WORK INSTRUCTIONS –
Needed from the data below: all lines that contain the word "Portas".
*** Begin section ***
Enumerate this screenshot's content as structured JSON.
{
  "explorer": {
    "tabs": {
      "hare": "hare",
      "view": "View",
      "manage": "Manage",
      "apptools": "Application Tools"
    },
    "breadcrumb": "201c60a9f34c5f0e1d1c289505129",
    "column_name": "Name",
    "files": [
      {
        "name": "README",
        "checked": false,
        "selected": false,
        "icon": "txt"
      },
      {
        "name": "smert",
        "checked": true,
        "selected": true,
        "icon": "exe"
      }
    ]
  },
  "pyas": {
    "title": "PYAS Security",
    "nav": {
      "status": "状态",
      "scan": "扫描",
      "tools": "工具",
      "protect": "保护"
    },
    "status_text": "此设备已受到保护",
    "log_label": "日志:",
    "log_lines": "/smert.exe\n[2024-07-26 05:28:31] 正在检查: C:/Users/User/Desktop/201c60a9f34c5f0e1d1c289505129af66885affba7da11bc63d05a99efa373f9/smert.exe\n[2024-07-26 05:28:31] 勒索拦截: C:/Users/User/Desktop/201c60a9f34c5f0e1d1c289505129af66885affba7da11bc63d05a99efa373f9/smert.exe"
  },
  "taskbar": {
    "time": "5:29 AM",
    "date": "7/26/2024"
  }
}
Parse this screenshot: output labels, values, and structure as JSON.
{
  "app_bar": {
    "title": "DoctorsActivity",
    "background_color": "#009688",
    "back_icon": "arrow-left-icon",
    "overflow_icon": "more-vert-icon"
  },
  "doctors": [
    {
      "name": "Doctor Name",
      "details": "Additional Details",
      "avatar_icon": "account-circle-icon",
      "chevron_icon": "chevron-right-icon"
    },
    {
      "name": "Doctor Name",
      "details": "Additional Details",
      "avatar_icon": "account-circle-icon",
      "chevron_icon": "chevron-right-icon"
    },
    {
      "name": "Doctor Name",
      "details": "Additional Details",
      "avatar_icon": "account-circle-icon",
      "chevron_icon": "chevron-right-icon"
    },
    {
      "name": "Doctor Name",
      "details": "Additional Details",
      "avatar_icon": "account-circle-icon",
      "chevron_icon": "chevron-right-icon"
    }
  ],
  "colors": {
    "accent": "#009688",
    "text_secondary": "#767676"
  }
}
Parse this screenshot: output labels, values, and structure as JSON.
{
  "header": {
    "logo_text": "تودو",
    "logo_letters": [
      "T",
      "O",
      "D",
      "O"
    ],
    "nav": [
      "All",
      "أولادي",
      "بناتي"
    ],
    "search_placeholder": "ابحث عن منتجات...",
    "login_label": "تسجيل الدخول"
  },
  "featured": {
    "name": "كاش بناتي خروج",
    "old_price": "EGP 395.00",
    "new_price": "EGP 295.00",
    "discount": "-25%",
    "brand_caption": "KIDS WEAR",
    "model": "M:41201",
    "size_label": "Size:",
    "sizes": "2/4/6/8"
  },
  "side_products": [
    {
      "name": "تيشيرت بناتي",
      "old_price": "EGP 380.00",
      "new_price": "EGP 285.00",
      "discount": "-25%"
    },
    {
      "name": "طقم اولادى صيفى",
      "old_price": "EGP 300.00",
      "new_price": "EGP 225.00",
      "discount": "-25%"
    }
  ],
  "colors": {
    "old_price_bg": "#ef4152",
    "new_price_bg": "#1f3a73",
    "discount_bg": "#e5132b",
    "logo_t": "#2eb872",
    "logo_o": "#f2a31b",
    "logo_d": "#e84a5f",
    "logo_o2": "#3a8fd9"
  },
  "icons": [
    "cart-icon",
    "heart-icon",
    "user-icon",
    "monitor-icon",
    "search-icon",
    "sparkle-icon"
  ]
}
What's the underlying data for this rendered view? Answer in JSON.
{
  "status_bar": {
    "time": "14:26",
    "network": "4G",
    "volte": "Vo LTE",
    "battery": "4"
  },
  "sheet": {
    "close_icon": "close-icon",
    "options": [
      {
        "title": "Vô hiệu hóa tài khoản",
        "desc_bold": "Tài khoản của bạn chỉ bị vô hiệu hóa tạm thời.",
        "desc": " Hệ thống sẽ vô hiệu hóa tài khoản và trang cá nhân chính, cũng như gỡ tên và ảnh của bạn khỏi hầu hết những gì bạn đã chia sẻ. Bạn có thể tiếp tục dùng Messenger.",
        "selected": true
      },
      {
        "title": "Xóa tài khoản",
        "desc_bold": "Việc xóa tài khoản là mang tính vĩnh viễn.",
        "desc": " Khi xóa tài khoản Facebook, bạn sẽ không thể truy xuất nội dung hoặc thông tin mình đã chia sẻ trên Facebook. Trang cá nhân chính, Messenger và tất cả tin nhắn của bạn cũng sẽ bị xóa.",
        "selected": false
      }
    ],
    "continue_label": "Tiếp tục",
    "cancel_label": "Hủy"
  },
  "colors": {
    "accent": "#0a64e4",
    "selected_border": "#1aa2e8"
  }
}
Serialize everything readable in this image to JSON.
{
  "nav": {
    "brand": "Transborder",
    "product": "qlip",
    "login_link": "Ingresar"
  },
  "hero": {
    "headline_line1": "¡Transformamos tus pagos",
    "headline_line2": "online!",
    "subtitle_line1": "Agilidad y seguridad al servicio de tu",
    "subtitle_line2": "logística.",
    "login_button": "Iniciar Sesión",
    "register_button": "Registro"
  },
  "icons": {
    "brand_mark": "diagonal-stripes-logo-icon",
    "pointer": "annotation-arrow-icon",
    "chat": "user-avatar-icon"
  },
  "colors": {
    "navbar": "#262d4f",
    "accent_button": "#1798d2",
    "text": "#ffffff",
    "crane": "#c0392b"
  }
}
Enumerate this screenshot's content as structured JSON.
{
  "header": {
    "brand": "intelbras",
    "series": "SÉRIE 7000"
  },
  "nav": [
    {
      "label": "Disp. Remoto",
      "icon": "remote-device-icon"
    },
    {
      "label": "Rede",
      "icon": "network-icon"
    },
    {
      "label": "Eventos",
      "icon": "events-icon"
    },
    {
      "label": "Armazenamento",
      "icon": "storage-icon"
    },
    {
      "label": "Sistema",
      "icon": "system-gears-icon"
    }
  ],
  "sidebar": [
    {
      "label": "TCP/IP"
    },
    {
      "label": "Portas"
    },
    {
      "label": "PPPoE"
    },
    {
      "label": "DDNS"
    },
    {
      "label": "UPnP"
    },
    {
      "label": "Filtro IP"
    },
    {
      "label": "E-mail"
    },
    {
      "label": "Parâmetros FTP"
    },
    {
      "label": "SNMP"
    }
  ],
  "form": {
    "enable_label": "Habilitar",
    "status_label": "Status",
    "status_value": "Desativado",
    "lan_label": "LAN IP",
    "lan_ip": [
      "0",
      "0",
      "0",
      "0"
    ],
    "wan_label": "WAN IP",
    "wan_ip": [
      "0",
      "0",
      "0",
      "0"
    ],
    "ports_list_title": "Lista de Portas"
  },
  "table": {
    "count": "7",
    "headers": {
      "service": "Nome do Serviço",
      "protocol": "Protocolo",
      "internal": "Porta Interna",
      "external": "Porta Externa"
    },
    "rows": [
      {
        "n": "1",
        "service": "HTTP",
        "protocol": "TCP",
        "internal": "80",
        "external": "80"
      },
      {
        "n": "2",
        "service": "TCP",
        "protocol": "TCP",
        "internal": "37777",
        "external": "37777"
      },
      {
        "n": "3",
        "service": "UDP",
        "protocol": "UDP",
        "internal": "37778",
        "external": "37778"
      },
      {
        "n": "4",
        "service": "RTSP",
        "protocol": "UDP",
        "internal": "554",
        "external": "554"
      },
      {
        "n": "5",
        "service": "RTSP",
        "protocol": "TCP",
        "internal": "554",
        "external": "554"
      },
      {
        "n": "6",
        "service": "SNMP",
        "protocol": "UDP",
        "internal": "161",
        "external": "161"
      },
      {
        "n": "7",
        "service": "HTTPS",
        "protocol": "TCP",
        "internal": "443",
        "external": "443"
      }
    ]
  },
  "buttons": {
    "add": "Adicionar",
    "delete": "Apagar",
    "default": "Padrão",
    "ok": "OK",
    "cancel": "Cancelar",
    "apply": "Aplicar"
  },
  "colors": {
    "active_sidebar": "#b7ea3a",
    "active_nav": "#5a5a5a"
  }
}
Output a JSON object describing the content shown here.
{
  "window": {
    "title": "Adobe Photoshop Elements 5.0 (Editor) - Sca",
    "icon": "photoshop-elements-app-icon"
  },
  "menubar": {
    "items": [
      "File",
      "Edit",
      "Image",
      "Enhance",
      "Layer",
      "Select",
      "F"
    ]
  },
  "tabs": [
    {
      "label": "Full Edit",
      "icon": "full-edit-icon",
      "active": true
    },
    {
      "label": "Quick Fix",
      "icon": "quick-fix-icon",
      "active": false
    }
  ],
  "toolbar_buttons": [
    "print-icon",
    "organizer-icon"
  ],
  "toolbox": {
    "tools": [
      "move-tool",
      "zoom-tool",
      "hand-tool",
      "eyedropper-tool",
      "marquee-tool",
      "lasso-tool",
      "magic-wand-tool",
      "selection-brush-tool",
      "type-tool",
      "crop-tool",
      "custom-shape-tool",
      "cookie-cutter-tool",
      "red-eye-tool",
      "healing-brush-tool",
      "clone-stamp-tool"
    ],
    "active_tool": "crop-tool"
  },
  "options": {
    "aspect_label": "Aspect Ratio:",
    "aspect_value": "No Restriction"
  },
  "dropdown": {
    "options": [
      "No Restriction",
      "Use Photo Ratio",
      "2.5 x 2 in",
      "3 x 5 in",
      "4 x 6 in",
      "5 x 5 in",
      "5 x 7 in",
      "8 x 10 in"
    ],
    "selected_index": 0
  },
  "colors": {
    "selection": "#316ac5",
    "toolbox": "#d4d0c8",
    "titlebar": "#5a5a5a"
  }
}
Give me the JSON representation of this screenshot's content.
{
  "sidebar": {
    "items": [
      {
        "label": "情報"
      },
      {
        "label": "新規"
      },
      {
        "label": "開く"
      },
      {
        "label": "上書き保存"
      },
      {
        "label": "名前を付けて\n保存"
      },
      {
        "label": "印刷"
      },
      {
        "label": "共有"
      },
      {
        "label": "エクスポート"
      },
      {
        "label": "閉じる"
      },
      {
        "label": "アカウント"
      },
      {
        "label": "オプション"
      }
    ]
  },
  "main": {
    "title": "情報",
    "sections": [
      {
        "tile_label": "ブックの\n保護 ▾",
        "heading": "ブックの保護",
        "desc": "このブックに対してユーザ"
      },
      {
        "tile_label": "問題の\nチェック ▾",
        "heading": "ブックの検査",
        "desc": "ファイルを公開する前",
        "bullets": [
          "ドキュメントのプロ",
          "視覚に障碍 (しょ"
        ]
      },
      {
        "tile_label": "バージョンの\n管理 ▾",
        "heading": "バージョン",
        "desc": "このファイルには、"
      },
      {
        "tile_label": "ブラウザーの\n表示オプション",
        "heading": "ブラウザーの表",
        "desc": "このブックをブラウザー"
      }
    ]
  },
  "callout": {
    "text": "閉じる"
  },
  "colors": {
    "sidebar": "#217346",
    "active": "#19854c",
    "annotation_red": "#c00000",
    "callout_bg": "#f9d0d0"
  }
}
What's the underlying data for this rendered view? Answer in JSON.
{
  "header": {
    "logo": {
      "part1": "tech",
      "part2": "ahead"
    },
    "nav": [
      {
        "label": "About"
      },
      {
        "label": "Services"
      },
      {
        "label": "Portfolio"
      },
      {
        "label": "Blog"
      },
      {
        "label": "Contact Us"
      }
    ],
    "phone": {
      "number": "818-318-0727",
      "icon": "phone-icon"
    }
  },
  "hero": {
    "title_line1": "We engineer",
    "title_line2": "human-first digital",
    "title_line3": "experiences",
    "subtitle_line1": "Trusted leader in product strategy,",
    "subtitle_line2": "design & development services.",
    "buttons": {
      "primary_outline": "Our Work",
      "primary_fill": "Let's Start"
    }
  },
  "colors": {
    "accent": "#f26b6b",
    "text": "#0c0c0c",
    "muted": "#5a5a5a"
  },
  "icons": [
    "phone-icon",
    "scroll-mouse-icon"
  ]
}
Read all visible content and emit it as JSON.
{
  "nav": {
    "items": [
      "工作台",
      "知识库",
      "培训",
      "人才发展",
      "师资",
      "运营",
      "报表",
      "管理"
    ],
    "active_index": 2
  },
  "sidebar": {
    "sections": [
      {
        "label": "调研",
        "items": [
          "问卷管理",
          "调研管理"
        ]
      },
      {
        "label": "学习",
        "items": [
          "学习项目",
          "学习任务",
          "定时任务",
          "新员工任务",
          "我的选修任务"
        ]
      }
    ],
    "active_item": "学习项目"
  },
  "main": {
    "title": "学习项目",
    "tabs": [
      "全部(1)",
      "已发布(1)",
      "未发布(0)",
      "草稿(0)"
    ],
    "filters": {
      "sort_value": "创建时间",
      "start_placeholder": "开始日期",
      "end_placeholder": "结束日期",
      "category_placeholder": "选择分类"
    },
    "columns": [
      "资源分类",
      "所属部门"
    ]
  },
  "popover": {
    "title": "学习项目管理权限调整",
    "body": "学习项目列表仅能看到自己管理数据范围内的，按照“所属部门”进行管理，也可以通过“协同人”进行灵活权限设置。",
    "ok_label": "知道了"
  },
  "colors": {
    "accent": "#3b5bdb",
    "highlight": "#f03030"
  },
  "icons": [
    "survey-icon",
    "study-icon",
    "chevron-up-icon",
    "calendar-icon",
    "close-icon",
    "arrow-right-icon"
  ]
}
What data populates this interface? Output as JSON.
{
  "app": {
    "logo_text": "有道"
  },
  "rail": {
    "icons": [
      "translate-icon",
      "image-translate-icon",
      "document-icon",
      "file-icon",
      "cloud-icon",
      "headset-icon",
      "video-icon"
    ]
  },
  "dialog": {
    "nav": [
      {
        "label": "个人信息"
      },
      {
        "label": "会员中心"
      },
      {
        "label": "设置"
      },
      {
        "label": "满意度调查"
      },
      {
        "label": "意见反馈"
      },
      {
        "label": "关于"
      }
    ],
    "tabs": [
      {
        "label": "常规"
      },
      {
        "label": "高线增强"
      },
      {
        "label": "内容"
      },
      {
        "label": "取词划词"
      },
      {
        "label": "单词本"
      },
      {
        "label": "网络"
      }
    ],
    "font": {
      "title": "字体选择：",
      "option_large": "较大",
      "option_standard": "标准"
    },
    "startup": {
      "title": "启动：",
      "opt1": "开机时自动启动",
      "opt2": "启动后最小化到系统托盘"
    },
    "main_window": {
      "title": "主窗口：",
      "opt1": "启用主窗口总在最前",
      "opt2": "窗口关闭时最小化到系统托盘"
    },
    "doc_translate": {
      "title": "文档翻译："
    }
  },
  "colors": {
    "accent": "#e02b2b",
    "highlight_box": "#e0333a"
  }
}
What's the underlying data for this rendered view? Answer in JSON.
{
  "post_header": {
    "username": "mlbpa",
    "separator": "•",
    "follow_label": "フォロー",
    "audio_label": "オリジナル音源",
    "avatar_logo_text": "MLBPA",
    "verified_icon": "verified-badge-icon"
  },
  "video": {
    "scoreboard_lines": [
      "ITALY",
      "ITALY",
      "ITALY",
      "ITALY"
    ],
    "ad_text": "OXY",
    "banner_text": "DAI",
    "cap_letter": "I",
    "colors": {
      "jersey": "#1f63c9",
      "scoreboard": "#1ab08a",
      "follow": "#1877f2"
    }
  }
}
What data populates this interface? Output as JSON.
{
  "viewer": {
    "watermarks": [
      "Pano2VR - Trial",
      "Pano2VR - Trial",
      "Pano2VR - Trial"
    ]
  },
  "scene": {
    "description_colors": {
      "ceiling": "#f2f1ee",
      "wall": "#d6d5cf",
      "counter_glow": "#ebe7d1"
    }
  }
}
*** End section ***
SOLUTION TO THE PROBLEM –
      "label": "Portas"
    "ports_list_title": "Lista de Portas"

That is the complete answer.